Page and application data records
..........
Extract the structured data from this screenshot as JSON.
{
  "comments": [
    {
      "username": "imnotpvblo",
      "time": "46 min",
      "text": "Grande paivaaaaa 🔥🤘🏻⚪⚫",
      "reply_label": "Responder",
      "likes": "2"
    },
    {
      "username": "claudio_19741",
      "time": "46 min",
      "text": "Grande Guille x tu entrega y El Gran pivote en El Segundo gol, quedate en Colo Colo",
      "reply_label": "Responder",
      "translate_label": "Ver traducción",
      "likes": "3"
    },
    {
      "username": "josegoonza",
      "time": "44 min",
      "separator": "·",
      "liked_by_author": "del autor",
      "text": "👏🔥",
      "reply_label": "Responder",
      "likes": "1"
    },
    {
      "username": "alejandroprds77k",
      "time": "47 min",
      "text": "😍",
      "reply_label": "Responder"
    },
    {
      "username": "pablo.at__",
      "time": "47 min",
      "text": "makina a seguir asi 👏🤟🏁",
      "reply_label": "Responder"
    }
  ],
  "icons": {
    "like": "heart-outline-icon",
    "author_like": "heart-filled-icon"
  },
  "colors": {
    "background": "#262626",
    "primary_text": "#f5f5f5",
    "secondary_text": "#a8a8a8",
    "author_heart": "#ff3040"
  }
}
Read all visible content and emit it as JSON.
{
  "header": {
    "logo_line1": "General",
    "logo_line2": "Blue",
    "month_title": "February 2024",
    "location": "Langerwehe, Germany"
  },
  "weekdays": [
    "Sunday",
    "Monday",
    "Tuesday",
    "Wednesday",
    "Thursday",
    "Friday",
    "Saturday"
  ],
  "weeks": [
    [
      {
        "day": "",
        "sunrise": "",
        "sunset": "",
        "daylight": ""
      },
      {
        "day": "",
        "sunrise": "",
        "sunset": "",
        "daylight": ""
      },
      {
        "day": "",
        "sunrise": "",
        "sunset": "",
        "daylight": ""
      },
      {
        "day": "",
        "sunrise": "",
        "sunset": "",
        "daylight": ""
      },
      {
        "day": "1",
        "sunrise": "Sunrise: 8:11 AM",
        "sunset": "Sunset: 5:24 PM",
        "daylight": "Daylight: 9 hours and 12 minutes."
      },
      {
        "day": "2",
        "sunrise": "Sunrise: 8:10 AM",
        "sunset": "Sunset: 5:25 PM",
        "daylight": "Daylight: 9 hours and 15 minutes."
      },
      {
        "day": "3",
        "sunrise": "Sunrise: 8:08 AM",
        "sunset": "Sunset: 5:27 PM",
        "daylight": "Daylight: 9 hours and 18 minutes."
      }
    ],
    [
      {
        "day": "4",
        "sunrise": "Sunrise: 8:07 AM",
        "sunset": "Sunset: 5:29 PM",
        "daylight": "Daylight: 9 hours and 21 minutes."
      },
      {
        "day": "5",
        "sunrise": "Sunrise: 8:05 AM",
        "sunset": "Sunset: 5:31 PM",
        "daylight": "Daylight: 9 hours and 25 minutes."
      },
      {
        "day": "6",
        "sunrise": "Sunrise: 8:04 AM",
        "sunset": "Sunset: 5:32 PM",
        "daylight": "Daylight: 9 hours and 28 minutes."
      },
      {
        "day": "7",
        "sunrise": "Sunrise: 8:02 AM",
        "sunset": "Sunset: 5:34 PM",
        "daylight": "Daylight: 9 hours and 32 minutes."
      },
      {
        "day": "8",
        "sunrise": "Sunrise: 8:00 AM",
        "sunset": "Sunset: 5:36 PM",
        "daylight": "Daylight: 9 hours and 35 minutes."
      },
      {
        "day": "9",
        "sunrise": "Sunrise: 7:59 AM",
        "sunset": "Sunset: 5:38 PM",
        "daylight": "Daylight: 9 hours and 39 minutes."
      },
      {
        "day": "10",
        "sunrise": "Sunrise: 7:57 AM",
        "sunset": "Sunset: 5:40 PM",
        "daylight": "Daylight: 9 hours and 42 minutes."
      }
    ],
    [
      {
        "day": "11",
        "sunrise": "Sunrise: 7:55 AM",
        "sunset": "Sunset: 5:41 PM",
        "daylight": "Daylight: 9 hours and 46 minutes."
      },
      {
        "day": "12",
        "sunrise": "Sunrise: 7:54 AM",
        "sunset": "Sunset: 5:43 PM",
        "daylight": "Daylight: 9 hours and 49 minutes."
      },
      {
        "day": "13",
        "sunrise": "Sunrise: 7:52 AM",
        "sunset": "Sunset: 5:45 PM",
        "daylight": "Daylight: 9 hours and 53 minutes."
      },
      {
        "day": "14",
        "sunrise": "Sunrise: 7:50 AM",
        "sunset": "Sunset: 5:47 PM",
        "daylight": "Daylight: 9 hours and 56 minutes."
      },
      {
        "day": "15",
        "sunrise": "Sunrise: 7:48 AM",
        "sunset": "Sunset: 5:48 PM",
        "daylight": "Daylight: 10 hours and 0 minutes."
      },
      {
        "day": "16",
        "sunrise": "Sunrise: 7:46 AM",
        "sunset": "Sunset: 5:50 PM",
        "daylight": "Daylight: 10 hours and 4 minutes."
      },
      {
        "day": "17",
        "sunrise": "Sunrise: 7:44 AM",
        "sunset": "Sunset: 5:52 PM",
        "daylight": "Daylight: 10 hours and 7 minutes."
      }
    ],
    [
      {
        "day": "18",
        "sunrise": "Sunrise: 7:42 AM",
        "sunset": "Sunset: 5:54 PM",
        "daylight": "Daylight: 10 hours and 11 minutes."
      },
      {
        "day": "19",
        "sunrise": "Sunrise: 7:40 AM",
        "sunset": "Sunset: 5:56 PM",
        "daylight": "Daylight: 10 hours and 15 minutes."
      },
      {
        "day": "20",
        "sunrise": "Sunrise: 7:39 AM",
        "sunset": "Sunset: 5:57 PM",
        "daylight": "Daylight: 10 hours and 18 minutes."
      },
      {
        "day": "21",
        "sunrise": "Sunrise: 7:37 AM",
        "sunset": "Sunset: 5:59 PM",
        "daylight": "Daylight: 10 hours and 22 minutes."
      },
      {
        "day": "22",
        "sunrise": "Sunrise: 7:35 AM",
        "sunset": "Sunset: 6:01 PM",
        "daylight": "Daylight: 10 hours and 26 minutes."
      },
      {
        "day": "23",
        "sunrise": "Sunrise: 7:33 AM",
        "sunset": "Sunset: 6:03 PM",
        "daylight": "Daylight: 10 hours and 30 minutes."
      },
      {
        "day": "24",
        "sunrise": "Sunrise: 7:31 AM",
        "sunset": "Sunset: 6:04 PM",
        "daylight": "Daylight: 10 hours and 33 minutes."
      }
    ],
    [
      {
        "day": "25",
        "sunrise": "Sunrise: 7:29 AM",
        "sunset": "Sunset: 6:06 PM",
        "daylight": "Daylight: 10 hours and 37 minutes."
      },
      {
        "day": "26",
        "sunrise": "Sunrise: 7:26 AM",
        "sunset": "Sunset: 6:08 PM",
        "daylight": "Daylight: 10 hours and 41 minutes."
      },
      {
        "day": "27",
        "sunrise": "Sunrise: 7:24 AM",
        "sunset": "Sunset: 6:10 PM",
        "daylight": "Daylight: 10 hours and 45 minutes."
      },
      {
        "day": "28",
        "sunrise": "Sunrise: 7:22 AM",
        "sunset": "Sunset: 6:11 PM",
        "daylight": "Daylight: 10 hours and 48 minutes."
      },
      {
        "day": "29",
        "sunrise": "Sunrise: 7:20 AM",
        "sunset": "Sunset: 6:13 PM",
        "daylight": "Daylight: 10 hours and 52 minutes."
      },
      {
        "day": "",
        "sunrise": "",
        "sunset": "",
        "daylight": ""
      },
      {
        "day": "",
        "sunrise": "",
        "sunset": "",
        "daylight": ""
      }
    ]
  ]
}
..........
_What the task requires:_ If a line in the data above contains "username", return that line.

_Your solution:_
      "username": "imnotpvblo",
      "username": "claudio_19741",
      "username": "josegoonza",
      "username": "alejandroprds77k",
      "username": "pablo.at__",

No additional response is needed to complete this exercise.